**EXERCISE DESCRIPTION:** Please find every line in the records below that contains the word "Directory", and copy it.

**DATA FOR THE TASK:**
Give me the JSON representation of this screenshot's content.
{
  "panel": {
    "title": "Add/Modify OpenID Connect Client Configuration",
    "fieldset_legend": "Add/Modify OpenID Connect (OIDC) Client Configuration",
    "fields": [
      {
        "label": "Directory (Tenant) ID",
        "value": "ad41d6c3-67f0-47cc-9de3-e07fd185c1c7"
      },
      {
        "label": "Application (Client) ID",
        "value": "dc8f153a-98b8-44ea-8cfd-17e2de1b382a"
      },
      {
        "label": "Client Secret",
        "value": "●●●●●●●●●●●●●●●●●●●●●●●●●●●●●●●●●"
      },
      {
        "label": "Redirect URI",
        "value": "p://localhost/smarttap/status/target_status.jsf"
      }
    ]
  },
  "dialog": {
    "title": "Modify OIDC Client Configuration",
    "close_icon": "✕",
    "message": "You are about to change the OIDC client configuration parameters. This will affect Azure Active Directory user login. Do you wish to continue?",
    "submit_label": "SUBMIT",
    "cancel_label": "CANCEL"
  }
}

**EXPECTED OUTPUT:**
        "label": "Directory (Tenant) ID",
    "message": "You are about to change the OIDC client configuration parameters. This will affect Azure Active Directory user login. Do you wish to continue?",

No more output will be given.